Privilege (1967)

Starring Manfred Mann singer Paul Jones as pop star Steven Shorter, and iconic Sixties supermodel Jean Shrimpton, Privilege taps into the sinister possibilities of the growing celebrity culture.
“Peter Watkins’ vision of his country has the unforgiving rancour of the genuinely prophetic and he extends to his characters the charity of a very serious man.” Penelope Gilliatt, The Observer, April 1967 Ubiquitous pop star Steven Shorter (played by the real-life singer Paul Jones of Manfred Mann) has achieved a world-wide acclaim that makes him a valuable commodity to the powerful. Co-opted as a conduit for social control, Shorter finds his world disintegrating when a beautiful artist (Jean Shrimpton) tempts him to revolt.
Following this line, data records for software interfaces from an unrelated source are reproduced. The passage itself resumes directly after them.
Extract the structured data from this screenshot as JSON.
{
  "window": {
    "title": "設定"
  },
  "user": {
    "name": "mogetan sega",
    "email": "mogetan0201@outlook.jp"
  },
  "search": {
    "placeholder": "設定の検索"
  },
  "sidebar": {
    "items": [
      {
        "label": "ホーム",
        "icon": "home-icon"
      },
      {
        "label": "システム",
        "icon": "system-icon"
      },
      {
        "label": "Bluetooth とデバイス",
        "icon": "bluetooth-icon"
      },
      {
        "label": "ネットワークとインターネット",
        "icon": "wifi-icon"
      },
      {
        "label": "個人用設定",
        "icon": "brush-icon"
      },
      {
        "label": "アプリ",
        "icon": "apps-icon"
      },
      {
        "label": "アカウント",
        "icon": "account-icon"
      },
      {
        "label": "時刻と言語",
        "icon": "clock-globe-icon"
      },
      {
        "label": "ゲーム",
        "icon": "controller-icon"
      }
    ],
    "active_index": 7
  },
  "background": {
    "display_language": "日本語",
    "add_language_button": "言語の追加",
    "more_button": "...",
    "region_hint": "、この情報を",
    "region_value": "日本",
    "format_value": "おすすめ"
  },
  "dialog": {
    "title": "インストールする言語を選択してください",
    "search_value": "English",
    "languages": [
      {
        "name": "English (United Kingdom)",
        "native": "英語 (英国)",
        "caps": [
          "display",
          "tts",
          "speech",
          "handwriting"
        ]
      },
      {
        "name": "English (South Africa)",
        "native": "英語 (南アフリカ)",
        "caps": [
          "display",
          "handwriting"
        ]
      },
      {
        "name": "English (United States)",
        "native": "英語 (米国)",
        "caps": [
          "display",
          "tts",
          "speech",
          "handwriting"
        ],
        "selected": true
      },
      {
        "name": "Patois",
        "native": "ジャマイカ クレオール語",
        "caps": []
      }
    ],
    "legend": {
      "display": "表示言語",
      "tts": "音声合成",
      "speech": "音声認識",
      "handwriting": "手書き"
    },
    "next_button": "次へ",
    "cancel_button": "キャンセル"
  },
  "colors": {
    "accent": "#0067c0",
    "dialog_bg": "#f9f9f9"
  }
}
Mixing pop and film had made a success of A Hard Day’s Night (1964), and Peter Watkins was able to gain funding from Universal Studios for Privilege. Unfortunately for Watkins, his film’s jaundiced satire was at odds with the prevalent feelgood flower-power vibe when it was released in 1967. Most reviewers found it antagonistic and unduly paranoid, tones that just a few years later would be the hallmark of serious cinema. Jean Shrimpton is not the first model to dip a toe into the world of acting – Veruschka made an iconic appearance in Michelangelo Antonioni’s Blowup (1966) and Twiggy took the lead in Ken Russell’s The Boy Friend (1971).
1967 United Kingdom, USA
Directed by
Peter Watkins
Produced by
John Heyman
Written by
Norman Bogner
Paul Jones, Jean Shrimpton, Mark London
Running time
103 minutes